“This is the bible of multilateralism. This! This little book; look it up on the internet,” the prime minister further said.
Kingstown, under Gonsalves’ leadership, has maintained strong ties with Havana and Caracas.
Recently, the Gonsalves government has sided with Venezuela as the Organisation of American States attempted to intervene amidst the humanitarian crisis there.
Gonsalves has reiterated his government’s commitment to maintaining ties with Taiwan, which China considers a renegade province and has not ruled out the use of force to achieve its re-unification goal.
Gonsalves said that the ULP’s 2015 manifesto spoke of “a bold, principled foreign policy grounded in our interest but placed on the hub of the Caribbean and Latin America region.
“I want the young people, when you see we are doing certain things, I don’t want you to say, ‘I wonder if the elder, Ralph, losing it, how he defending Venezuela’s independence and sovereignty.
“No, don’t think I losing it; I’m reaffirming your future and I sticking to this. Those who write this and subscribing to this and want to ignore it can ignore it, but, as a small country, this is our defence against arbitrariness and imperial overrule, in the same way that in the domestic setting, the constitution is your protector…”
Gonsalves read the preamble of the charter.
Commenting on it, he said:
“So when we agree to the Paris Accord, we don’t pull out; when the United Nations passes a resolution in relation to a two-state solution on Palestine and Israel, we don’t dismiss that.
“When, annually, the [United Nations] General Assembly passes a resolution supported only by the United States and Israel that the blockade against Cuba is illegal, we take those resolutions seriously because this tells me I must take them seriously.
“Ah can’t be opportunistic about those.”

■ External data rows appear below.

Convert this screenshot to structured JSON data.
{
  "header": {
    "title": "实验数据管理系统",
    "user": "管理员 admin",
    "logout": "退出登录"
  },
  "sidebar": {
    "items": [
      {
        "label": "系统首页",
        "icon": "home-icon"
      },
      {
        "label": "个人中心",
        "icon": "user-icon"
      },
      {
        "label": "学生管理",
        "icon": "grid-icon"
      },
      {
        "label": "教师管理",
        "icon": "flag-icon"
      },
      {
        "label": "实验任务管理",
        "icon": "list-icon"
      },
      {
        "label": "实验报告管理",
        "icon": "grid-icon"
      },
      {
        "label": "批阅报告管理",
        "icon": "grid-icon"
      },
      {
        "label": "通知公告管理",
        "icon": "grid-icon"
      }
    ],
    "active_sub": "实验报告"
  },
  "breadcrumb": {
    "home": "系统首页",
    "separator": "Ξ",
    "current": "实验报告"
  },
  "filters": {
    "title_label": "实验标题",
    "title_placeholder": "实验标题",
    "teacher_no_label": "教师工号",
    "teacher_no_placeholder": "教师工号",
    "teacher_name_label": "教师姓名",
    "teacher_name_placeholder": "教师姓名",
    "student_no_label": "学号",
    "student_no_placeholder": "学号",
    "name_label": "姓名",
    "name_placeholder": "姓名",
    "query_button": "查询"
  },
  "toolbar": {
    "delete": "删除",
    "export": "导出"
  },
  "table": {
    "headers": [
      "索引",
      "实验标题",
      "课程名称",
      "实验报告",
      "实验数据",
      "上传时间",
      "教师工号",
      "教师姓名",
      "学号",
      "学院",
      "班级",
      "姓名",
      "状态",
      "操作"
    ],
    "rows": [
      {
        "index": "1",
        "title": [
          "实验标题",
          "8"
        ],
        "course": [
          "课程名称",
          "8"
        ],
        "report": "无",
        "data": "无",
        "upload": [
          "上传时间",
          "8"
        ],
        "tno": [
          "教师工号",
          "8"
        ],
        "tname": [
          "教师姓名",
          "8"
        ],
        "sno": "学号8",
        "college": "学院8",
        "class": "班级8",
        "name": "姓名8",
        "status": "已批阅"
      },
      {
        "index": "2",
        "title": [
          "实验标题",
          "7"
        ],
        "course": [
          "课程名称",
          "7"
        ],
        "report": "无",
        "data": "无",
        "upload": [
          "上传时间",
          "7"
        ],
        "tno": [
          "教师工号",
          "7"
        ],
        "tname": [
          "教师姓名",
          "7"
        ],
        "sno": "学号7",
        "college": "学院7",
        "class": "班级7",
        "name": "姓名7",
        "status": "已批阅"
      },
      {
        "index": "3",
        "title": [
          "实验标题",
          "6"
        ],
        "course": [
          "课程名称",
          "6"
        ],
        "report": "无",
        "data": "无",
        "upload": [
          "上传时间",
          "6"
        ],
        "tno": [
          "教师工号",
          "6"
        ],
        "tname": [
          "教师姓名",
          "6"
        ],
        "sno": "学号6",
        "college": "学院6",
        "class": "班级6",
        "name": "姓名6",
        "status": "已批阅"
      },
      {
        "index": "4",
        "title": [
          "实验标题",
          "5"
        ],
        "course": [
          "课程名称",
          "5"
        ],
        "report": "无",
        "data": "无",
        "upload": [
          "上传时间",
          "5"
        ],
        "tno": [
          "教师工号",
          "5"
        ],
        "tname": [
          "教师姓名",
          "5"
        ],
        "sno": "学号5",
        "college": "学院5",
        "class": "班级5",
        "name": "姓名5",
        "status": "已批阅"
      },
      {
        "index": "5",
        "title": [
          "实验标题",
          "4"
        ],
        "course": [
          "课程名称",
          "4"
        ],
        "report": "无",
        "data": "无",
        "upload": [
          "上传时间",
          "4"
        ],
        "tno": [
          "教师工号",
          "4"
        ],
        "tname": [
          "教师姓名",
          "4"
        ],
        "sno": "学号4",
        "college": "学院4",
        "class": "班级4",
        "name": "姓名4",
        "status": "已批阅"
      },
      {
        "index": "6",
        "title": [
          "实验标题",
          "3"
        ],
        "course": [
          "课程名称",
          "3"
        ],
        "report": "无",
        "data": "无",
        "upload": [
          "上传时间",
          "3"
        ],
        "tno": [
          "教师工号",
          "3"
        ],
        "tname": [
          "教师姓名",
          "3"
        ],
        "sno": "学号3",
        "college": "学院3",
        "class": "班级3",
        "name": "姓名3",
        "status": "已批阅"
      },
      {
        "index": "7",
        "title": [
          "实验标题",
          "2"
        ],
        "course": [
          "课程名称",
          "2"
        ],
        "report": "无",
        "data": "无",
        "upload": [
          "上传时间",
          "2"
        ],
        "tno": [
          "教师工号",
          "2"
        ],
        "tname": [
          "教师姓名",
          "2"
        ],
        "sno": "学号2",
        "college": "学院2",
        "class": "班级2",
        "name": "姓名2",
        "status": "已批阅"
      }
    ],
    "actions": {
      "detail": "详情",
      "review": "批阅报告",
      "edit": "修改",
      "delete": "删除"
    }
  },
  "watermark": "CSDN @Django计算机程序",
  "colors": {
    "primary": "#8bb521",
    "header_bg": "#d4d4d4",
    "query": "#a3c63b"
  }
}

He noted that the charter says “All Members shall refrain in their international relations from the threat or use of force against the territorial integrity or political independence of any state, or in any other manner inconsistent with the Purposes of the United Nations.”
Gonsalves commented: “So that when somebody tells the press in an off-hand manner that in relation to Venezuela every option is on the table, including military intervention, how do you square that?
“… If we throw this away, is dog eat dog; survival of the fittest. We will be in a state of nature where life is nasty, brutish and short. This is why this is so important — multilateralism.”
The prime minister further noted that the charter says, “The Organisation shall ensure that states which are not Members of the United Nations act in accordance with these Principles so far as may be necessary for the maintenance of international peace and security.”
He said: “And our relations with Taiwan are guided by that principle, because they are not members of the United Nations.”
The ULP administration has remained firm in its support for Taiwan even as the main opposition New Democratic Party has said that if elected to office, it would break ties with Taipei and establish links with Beijing.
Just 17 countries, most of them small developing nations in Africa, the Caribbean and the Pacific, recognise Taiwan as a country independent of China.